━━━━━ INPUT FOR THIS TASK

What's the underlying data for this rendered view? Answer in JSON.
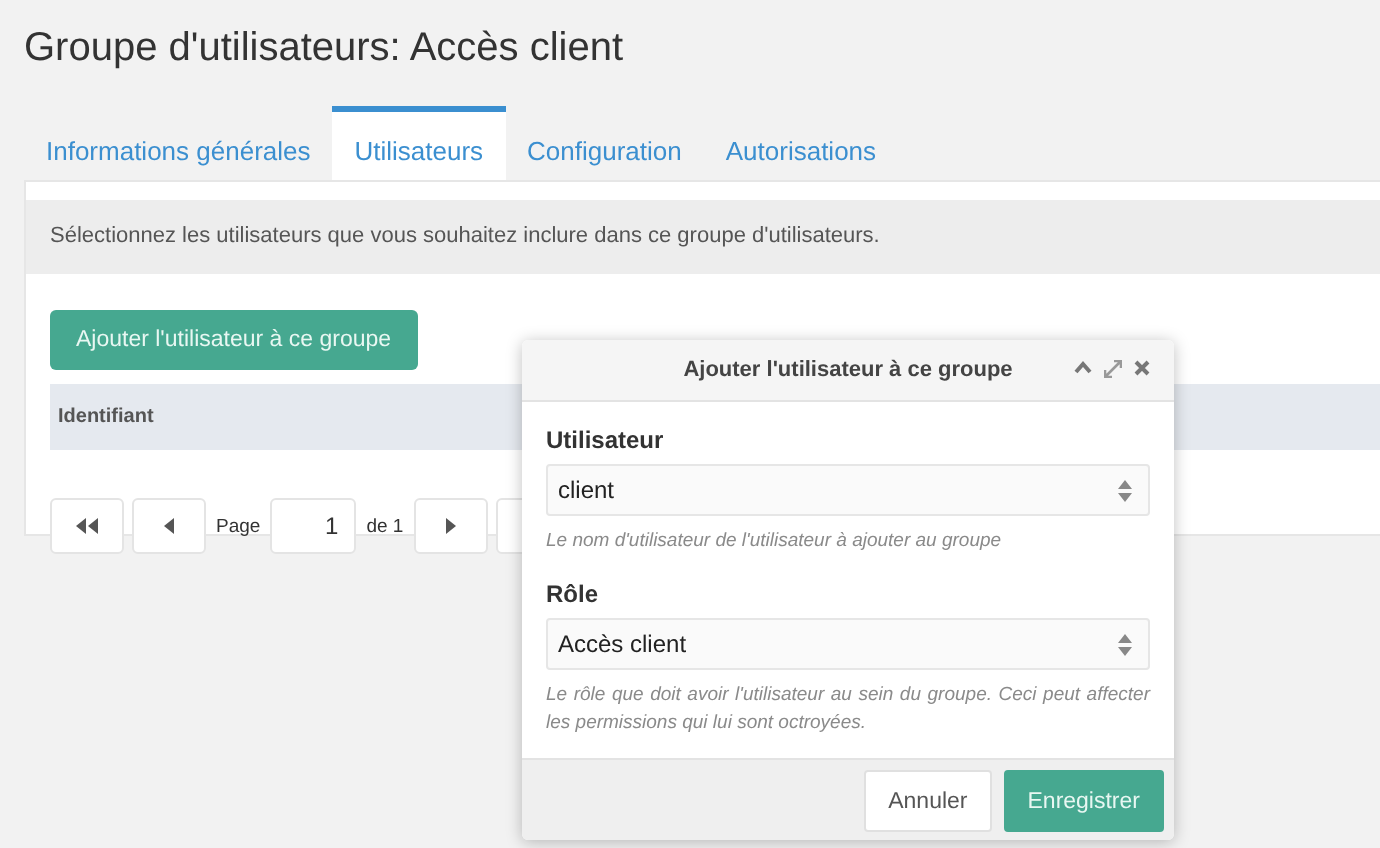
{
  "page_title": "Groupe d'utilisateurs: Accès client",
  "tabs": [
    {
      "label": "Informations générales",
      "selected": false
    },
    {
      "label": "Utilisateurs",
      "selected": true
    },
    {
      "label": "Configuration",
      "selected": false
    },
    {
      "label": "Autorisations",
      "selected": false
    }
  ],
  "description": "Sélectionnez les utilisateurs que vous souhaitez inclure dans ce groupe d'utilisateurs.",
  "add_button": "Ajouter l'utilisateur à ce groupe",
  "table": {
    "columns": [
      "Identifiant"
    ]
  },
  "pager": {
    "page_label": "Page",
    "page": "1",
    "of_label": "de 1"
  },
  "dialog": {
    "title": "Ajouter l'utilisateur à ce groupe",
    "fields": [
      {
        "label": "Utilisateur",
        "value": "client",
        "help": "Le nom d'utilisateur de l'utilisateur à ajouter au groupe"
      },
      {
        "label": "Rôle",
        "value": "Accès client",
        "help": "Le rôle que doit avoir l'utilisateur au sein du groupe. Ceci peut affecter les permissions qui lui sont octroyées."
      }
    ],
    "buttons": [
      {
        "label": "Annuler",
        "kind": "secondary"
      },
      {
        "label": "Enregistrer",
        "kind": "primary"
      }
    ]
  }
}
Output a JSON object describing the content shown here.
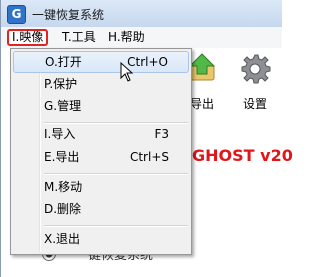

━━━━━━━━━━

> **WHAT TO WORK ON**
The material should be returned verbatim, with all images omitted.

> **REPLY**
What's the underlying data for this rendered view? Answer in JSON.
{
  "page_title": "Groupe d'utilisateurs: Accès client",
  "tabs": [
    {
      "label": "Informations générales",
      "selected": false
    },
    {
      "label": "Utilisateurs",
      "selected": true
    },
    {
      "label": "Configuration",
      "selected": false
    },
    {
      "label": "Autorisations",
      "selected": false
    }
  ],
  "description": "Sélectionnez les utilisateurs que vous souhaitez inclure dans ce groupe d'utilisateurs.",
  "add_button": "Ajouter l'utilisateur à ce groupe",
  "table": {
    "columns": [
      "Identifiant"
    ]
  },
  "pager": {
    "page_label": "Page",
    "page": "1",
    "of_label": "de 1"
  },
  "dialog": {
    "title": "Ajouter l'utilisateur à ce groupe",
    "fields": [
      {
        "label": "Utilisateur",
        "value": "client",
        "help": "Le nom d'utilisateur de l'utilisateur à ajouter au groupe"
      },
      {
        "label": "Rôle",
        "value": "Accès client",
        "help": "Le rôle que doit avoir l'utilisateur au sein du groupe. Ceci peut affecter les permissions qui lui sont octroyées."
      }
    ],
    "buttons": [
      {
        "label": "Annuler",
        "kind": "secondary"
      },
      {
        "label": "Enregistrer",
        "kind": "primary"
      }
    ]
  }
}
Output a JSON object describing the content shown here.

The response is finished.